Guha was to arrive in Pune on Friday, the 10th of March from Chennai. He called me on 9th and said, “I will call you after I reach Pune, no matter how late.” On Friday, I kept waiting for his call after finishing dinner. It was getting late and I felt sleepy. At 11 pm my phone rang. It was him! “Hello Tanusri! I just reached my hotel. Sorry I kept you awake”, he said. “No no, it’s okay, I knew you would call! Thank you for taking time out from your busy schedule to come here. What time should I meet you tomorrow?”, I asked. “Come as early as you can, I have come here just for you”, he told me in Bengali. His words startled me and his deep voice kept ringing in my ears long after the call had ended. Next day, I reached his hotel around 7:30 in the morning and found him at the breakfast lounge on the ground floor with Julie and Golda. He invited me for breakfast and started chatting with me about my work. We then went up and he showed me his room. He asked me if I had any pictures of my parents on my phone. I showed him a couple and he looked keenly at them but said nothing.
Soon a group of friends and their wives arrived from Mumbai and joined us at the outdoor seating area next to the hotel’s entry gate. I saw many new faces this time. There was a lot of chattering and jokes flying right, left and center. Then someone mentioned something about Guha’s Bengali poems which he had written almost two decades back. Suddenly, and I still remember this vividly, Guha pointed at me and said, “If there is anyone who can translate my poems into English, it is this girl” Everyone looked puzzled and surprised. I myself could not believe what he had just said. But then I forgot about it quickly. The chatting and merrymaking continued for the rest of the day. We went to a friend’s aunt’s house for coffee and drove around the city a bit. The next day I was at his hotel early morning. Guha wanted to go visit some nearby place before driving to Mumbai. We started looking and picked the Lohagarh Fort. On the spur of the moment, I decided to travel to Mumbai with him even though it meant I would have to come back early morning tomorrow. He said, “Of course you can come, it will be very nice!”

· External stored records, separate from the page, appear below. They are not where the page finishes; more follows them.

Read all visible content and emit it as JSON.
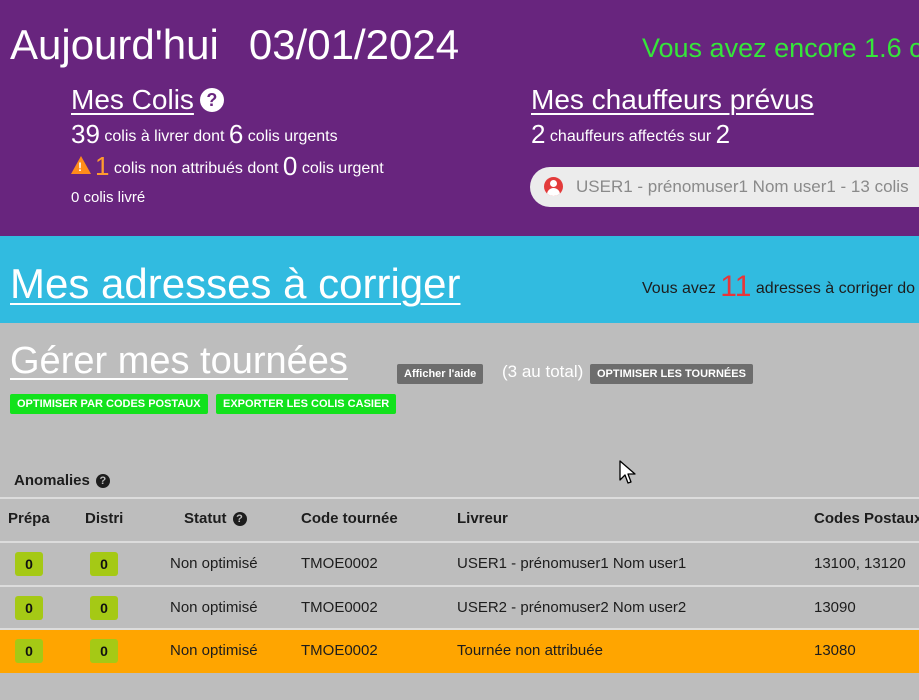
{
  "header": {
    "today_label": "Aujourd'hui",
    "date": "03/01/2024",
    "remaining_text": "Vous avez encore 1.6 c"
  },
  "colis": {
    "title": "Mes Colis",
    "a_livrer": "39",
    "a_livrer_text": "colis à livrer dont",
    "urgents": "6",
    "urgents_text": "colis urgents",
    "non_attribues": "1",
    "non_attribues_text": "colis non attribués dont",
    "urgent_count": "0",
    "urgent_text": "colis urgent",
    "livre_text": "0 colis livré"
  },
  "chauffeurs": {
    "title": "Mes chauffeurs prévus",
    "affectes": "2",
    "text": "chauffeurs affectés sur",
    "total": "2",
    "driver_pill": "USER1 - prénomuser1 Nom user1 - 13 colis"
  },
  "adresses": {
    "title": "Mes adresses à corriger",
    "prefix": "Vous avez",
    "count": "11",
    "suffix": "adresses à corriger do"
  },
  "tournees": {
    "title": "Gérer mes tournées",
    "help_button": "Afficher l'aide",
    "total": "(3 au total)",
    "optimize_button": "OPTIMISER LES TOURNÉES",
    "optimize_cp_button": "OPTIMISER PAR CODES POSTAUX",
    "export_button": "EXPORTER LES COLIS CASIER",
    "anomalies_label": "Anomalies"
  },
  "table": {
    "headers": {
      "prepa": "Prépa",
      "distri": "Distri",
      "statut": "Statut",
      "code": "Code tournée",
      "livreur": "Livreur",
      "codes_postaux": "Codes Postaux"
    },
    "rows": [
      {
        "prepa": "0",
        "distri": "0",
        "statut": "Non optimisé",
        "code": "TMOE0002",
        "livreur": "USER1 - prénomuser1 Nom user1",
        "cp": "13100, 13120"
      },
      {
        "prepa": "0",
        "distri": "0",
        "statut": "Non optimisé",
        "code": "TMOE0002",
        "livreur": "USER2 - prénomuser2 Nom user2",
        "cp": "13090"
      },
      {
        "prepa": "0",
        "distri": "0",
        "statut": "Non optimisé",
        "code": "TMOE0002",
        "livreur": "Tournée non attribuée",
        "cp": "13080"
      }
    ]
  },
  "colors": {
    "header_bg": "#68257e",
    "addr_bg": "#31bbe0",
    "main_bg": "#bdbdbd",
    "highlight_row": "#ffa500",
    "badge": "#a5c915",
    "green_button": "#12e21c"
  }
}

I felt a prick of sadness when I bid him farewell and returned to Pune on the 13th. Something in me felt empty and a little lost. A day later he flew out of India.
People want to hear what they like to hear. Basically, they want to guard the conditioning which they hold sacred.Sabyasachi Guha